Frequent readers of this blog will recall that the IRS previously issued some initial guidance on the employer “shared responsibility” (aka play or pay) rules under health reform.  (A summary of the shared responsibility provisions and the taxes is described in our post on the prior guidance.)

Well, the New Year’s resolution of the federal agencies overseeing health reform implementation is (or should be, if it isn’t) to provide more guidance on health reform. In keeping with that resolution, the IRS recently issued proposed regulations and a set of Q&As on play or pay.  The guidance covers several points and an exhaustive explanation is too long for a single post, so we will cover more details in future posts.   However, there were some key features to note from the proposed guidance:

  1. The controlled group rules apply for purposes of determining if you are subject to the taxes (i.e. you are an applicable large employer, generally one with more than 50 employees in the prior year, under the guidance).  Because the IRS has not issued final controlled group rules for tax-exempt and governmental employers, they should apply a good faith interpretation of the existing rules.
  2. However, the tax is assessed on a per-entity basis, without regard to the controlled group rules.  This means different members of the controlled group can offer different levels and types of coverage (assuming they can satisfy any applicable nondiscrimination rules), or choose not to offer coverage, without causing an assessment on the whole group.
  3. Employers are required to offer coverage to dependents, which the regulations define as children, stepchildren, and eligible foster children who have not attained age 26.  (Spouses are not required to be offered coverage under these rules.)  However, there is no express requirement that dependent coverage be affordable or provide minimum value.
  4. The regulations generally adopt the lookback and stability period rules from the prior guidance with a few modifications.  Most notably, however, an employer that wants to have a 12-month stability period in 2014 can have a lookback period as short as six months in 2013.  This is welcome relief for employers who may not have been able to get systems in place to count hours for variable hour employees by January 1, 2013.
  5. An employer will not be subject to the $2,000 per employee per year failure to offer penalty (what we call the “Sledgehammer Tax”) if the employer fails to offer coverage to 5% or less of its workforce (or, for employers with 100 employees or less, 5 employees).  This is designed to provide some flexibility in case an employer inadvertently fails to make an offer of coverage.  However, if any of the 5% (or 5) employees enrolls in a plan through an exchange and receives a premium tax credit or cost sharing reduction, then the employer will be subject to the  $3,000 per-that-employee penalty (what we call the “Tack Hammer Tax”).
  6. Any employer with a health plan which, on December 27, 2012, had a non-calendar year plan year, will generally not be subject to either the Sledgehammer Tax or the Tack Hammer Tax before the first day of the 2014 plan year with respect to any employee who is offered affordable minimum value coverage on the first day of the 2014 plan year.

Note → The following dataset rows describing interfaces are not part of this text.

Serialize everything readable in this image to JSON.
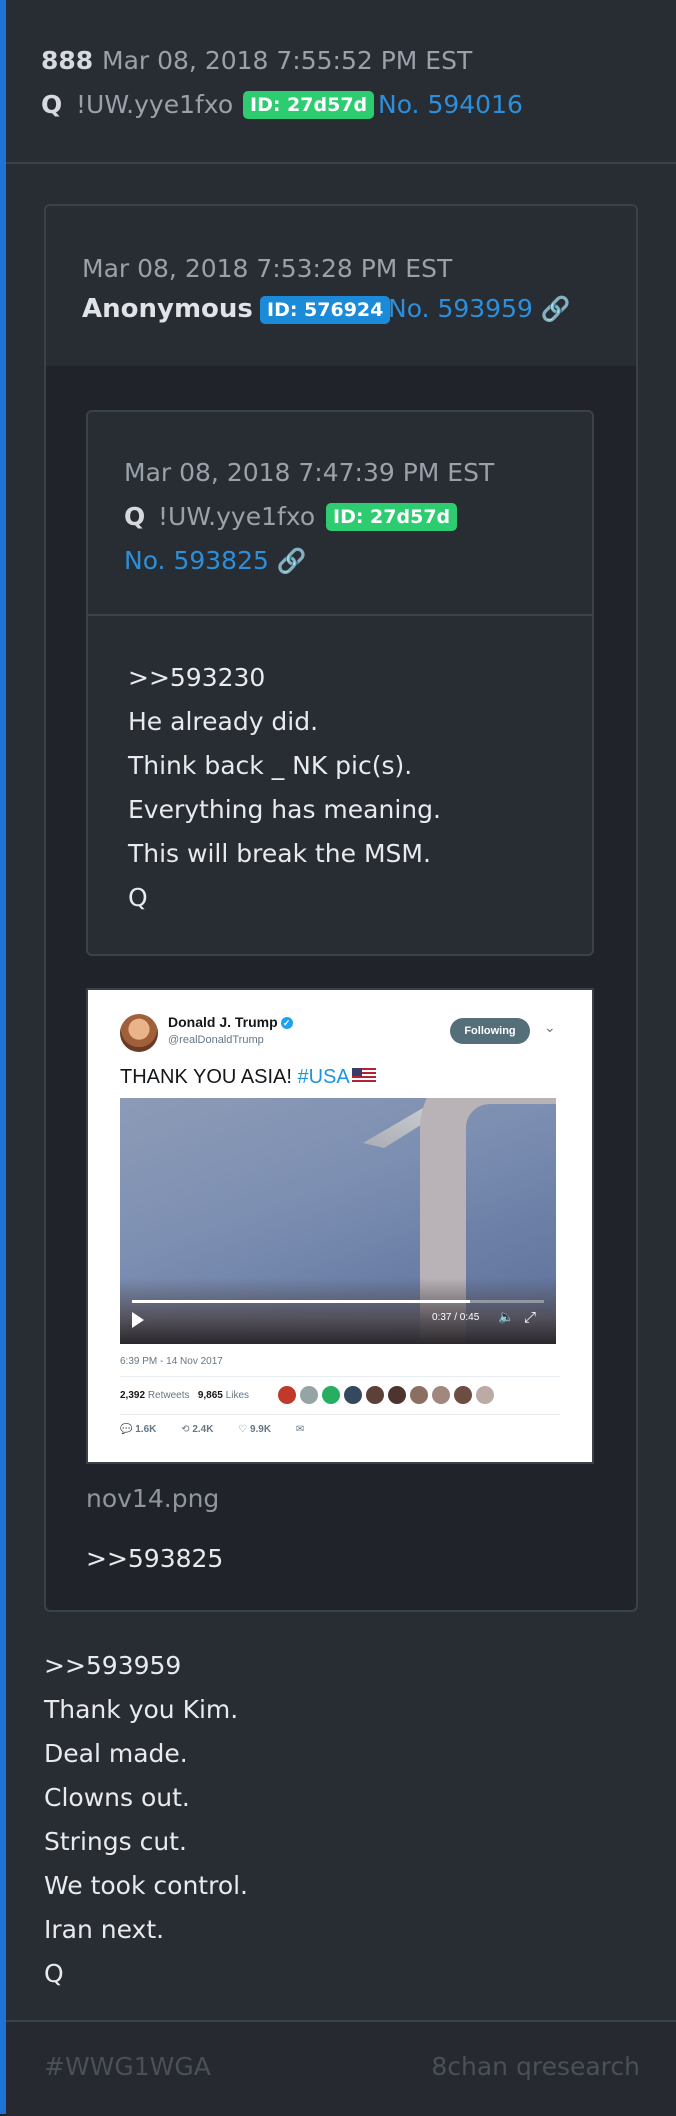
{
  "post": {
    "index": "888",
    "date": "Mar 08, 2018 7:55:52 PM EST",
    "author": "Q",
    "tripcode": "!UW.yye1fxo",
    "id_badge": "ID: 27d57d",
    "post_no": "No. 594016",
    "lines": [
      "&gt;&gt;593959",
      "Thank you Kim.",
      "Deal made.",
      "Clowns out.",
      "Strings cut.",
      "We took control.",
      "Iran next.",
      "Q"
    ]
  },
  "quoted": {
    "date": "Mar 08, 2018 7:53:28 PM EST",
    "author": "Anonymous",
    "id_badge": "ID: 576924",
    "post_no": "No. 593959",
    "nested": {
      "date": "Mar 08, 2018 7:47:39 PM EST",
      "author": "Q",
      "tripcode": "!UW.yye1fxo",
      "id_badge": "ID: 27d57d",
      "post_no": "No. 593825",
      "lines": [
        ">>593230",
        "He already did.",
        "Think back _ NK pic(s).",
        "Everything has meaning.",
        "This will break the MSM.",
        "Q"
      ]
    },
    "attachment": {
      "filename": "nov14.png",
      "tweet": {
        "name": "Donald J. Trump",
        "handle": "@realDonaldTrump",
        "follow_label": "Following",
        "text": "THANK YOU ASIA!",
        "hashtag": "#USA",
        "video_time": "0:37 / 0:45",
        "video_progress": 0.82,
        "timestamp": "6:39 PM - 14 Nov 2017",
        "retweets_count": "2,392",
        "retweets_label": "Retweets",
        "likes_count": "9,865",
        "likes_label": "Likes",
        "replies_action": "1.6K",
        "retweets_action": "2.4K",
        "likes_action": "9.9K",
        "face_colors": [
          "#c0392b",
          "#95a5a6",
          "#27ae60",
          "#34495e",
          "#5d4037",
          "#4e342e",
          "#8d6e63",
          "#a1887f",
          "#6d4c41",
          "#bcaaa4"
        ]
      }
    },
    "reply_line": ">>593825"
  },
  "footer": {
    "hashtag": "#WWG1WGA",
    "board": "8chan qresearch"
  },
  "colors": {
    "accent": "#1e74d6",
    "link": "#2d8fd9",
    "id_green": "#2ecc71",
    "id_blue": "#1b8ad8"
  },
  "icons": {
    "link": "link-icon"
  }
}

Of course, the regulations are only proposed and final regulations could vary these rules, but the likelihood is that most or all of these features will survive in some form in the final regulations.  Which of these do you find most helpful (or most surprising)?

Related Link

Kaiser Family Foundation Chart of Employer Responsibility Under PPACA

Disclaimer/IRS Circular 230 Notice